## YOUR GOAL
Repeat each entry verbatim.

[Website and app data records]
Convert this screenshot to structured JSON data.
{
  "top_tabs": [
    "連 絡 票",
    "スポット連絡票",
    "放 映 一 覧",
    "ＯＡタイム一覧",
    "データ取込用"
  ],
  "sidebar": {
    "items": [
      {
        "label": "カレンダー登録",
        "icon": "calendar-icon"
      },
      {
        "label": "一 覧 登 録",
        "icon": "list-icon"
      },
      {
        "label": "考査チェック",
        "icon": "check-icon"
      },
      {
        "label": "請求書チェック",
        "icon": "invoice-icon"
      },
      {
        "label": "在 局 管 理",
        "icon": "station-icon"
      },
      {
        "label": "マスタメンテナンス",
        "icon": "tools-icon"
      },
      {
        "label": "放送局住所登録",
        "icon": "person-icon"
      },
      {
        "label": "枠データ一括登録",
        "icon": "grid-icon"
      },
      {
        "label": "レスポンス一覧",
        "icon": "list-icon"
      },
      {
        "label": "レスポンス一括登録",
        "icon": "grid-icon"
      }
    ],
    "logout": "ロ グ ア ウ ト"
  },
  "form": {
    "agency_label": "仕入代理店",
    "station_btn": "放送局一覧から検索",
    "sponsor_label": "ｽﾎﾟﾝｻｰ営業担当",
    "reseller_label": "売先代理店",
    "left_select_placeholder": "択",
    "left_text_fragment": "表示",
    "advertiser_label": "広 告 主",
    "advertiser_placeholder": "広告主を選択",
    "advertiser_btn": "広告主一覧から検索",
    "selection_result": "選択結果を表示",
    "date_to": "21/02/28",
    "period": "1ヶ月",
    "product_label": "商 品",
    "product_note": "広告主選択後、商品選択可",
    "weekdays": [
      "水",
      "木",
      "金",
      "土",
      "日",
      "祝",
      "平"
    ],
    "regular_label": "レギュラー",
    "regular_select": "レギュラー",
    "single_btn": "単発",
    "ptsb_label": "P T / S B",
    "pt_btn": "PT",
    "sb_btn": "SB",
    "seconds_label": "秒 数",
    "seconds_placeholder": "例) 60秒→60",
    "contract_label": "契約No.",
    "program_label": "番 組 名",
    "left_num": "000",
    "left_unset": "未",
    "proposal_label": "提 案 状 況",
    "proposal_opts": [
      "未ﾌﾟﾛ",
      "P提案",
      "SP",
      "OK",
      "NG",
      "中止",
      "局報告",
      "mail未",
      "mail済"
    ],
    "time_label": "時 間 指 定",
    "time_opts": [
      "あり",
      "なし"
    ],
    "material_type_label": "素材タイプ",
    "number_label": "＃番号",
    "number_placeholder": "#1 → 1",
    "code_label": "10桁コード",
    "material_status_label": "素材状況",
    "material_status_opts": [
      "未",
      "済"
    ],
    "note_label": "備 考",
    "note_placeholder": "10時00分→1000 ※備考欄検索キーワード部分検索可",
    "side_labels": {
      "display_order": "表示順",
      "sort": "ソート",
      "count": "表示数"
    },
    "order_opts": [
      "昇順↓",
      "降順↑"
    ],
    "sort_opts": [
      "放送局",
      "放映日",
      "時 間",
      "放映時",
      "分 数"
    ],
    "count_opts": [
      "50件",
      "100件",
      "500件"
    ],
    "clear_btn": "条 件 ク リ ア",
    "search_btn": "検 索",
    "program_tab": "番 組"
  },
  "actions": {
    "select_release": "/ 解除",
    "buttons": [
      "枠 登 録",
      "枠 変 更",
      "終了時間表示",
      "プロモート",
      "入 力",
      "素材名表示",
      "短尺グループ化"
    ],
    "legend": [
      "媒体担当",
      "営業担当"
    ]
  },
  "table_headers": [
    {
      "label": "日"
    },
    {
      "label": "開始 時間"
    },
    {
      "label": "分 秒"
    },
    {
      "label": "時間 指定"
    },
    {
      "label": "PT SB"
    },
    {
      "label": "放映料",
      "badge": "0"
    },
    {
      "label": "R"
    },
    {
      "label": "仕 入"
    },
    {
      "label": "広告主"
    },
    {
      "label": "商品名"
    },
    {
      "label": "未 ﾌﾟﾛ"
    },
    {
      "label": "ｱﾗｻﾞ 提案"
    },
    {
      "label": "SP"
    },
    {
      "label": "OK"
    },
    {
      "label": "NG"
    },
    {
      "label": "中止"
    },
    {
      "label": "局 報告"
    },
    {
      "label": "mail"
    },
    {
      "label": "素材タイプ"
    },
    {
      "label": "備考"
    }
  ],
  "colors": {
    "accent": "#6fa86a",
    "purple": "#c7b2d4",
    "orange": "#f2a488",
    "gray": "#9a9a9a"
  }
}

## WRITTEN RESPONSE
Convert this screenshot to structured JSON data.
{
  "top_tabs": [
    "連 絡 票",
    "スポット連絡票",
    "放 映 一 覧",
    "ＯＡタイム一覧",
    "データ取込用"
  ],
  "sidebar": {
    "items": [
      {
        "label": "カレンダー登録",
        "icon": "calendar-icon"
      },
      {
        "label": "一 覧 登 録",
        "icon": "list-icon"
      },
      {
        "label": "考査チェック",
        "icon": "check-icon"
      },
      {
        "label": "請求書チェック",
        "icon": "invoice-icon"
      },
      {
        "label": "在 局 管 理",
        "icon": "station-icon"
      },
      {
        "label": "マスタメンテナンス",
        "icon": "tools-icon"
      },
      {
        "label": "放送局住所登録",
        "icon": "person-icon"
      },
      {
        "label": "枠データ一括登録",
        "icon": "grid-icon"
      },
      {
        "label": "レスポンス一覧",
        "icon": "list-icon"
      },
      {
        "label": "レスポンス一括登録",
        "icon": "grid-icon"
      }
    ],
    "logout": "ロ グ ア ウ ト"
  },
  "form": {
    "agency_label": "仕入代理店",
    "station_btn": "放送局一覧から検索",
    "sponsor_label": "ｽﾎﾟﾝｻｰ営業担当",
    "reseller_label": "売先代理店",
    "left_select_placeholder": "択",
    "left_text_fragment": "表示",
    "advertiser_label": "広 告 主",
    "advertiser_placeholder": "広告主を選択",
    "advertiser_btn": "広告主一覧から検索",
    "selection_result": "選択結果を表示",
    "date_to": "21/02/28",
    "period": "1ヶ月",
    "product_label": "商 品",
    "product_note": "広告主選択後、商品選択可",
    "weekdays": [
      "水",
      "木",
      "金",
      "土",
      "日",
      "祝",
      "平"
    ],
    "regular_label": "レギュラー",
    "regular_select": "レギュラー",
    "single_btn": "単発",
    "ptsb_label": "P T / S B",
    "pt_btn": "PT",
    "sb_btn": "SB",
    "seconds_label": "秒 数",
    "seconds_placeholder": "例) 60秒→60",
    "contract_label": "契約No.",
    "program_label": "番 組 名",
    "left_num": "000",
    "left_unset": "未",
    "proposal_label": "提 案 状 況",
    "proposal_opts": [
      "未ﾌﾟﾛ",
      "P提案",
      "SP",
      "OK",
      "NG",
      "中止",
      "局報告",
      "mail未",
      "mail済"
    ],
    "time_label": "時 間 指 定",
    "time_opts": [
      "あり",
      "なし"
    ],
    "material_type_label": "素材タイプ",
    "number_label": "＃番号",
    "number_placeholder": "#1 → 1",
    "code_label": "10桁コード",
    "material_status_label": "素材状況",
    "material_status_opts": [
      "未",
      "済"
    ],
    "note_label": "備 考",
    "note_placeholder": "10時00分→1000 ※備考欄検索キーワード部分検索可",
    "side_labels": {
      "display_order": "表示順",
      "sort": "ソート",
      "count": "表示数"
    },
    "order_opts": [
      "昇順↓",
      "降順↑"
    ],
    "sort_opts": [
      "放送局",
      "放映日",
      "時 間",
      "放映時",
      "分 数"
    ],
    "count_opts": [
      "50件",
      "100件",
      "500件"
    ],
    "clear_btn": "条 件 ク リ ア",
    "search_btn": "検 索",
    "program_tab": "番 組"
  },
  "actions": {
    "select_release": "/ 解除",
    "buttons": [
      "枠 登 録",
      "枠 変 更",
      "終了時間表示",
      "プロモート",
      "入 力",
      "素材名表示",
      "短尺グループ化"
    ],
    "legend": [
      "媒体担当",
      "営業担当"
    ]
  },
  "table_headers": [
    {
      "label": "日"
    },
    {
      "label": "開始 時間"
    },
    {
      "label": "分 秒"
    },
    {
      "label": "時間 指定"
    },
    {
      "label": "PT SB"
    },
    {
      "label": "放映料",
      "badge": "0"
    },
    {
      "label": "R"
    },
    {
      "label": "仕 入"
    },
    {
      "label": "広告主"
    },
    {
      "label": "商品名"
    },
    {
      "label": "未 ﾌﾟﾛ"
    },
    {
      "label": "ｱﾗｻﾞ 提案"
    },
    {
      "label": "SP"
    },
    {
      "label": "OK"
    },
    {
      "label": "NG"
    },
    {
      "label": "中止"
    },
    {
      "label": "局 報告"
    },
    {
      "label": "mail"
    },
    {
      "label": "素材タイプ"
    },
    {
      "label": "備考"
    }
  ],
  "colors": {
    "accent": "#6fa86a",
    "purple": "#c7b2d4",
    "orange": "#f2a488",
    "gray": "#9a9a9a"
  }
}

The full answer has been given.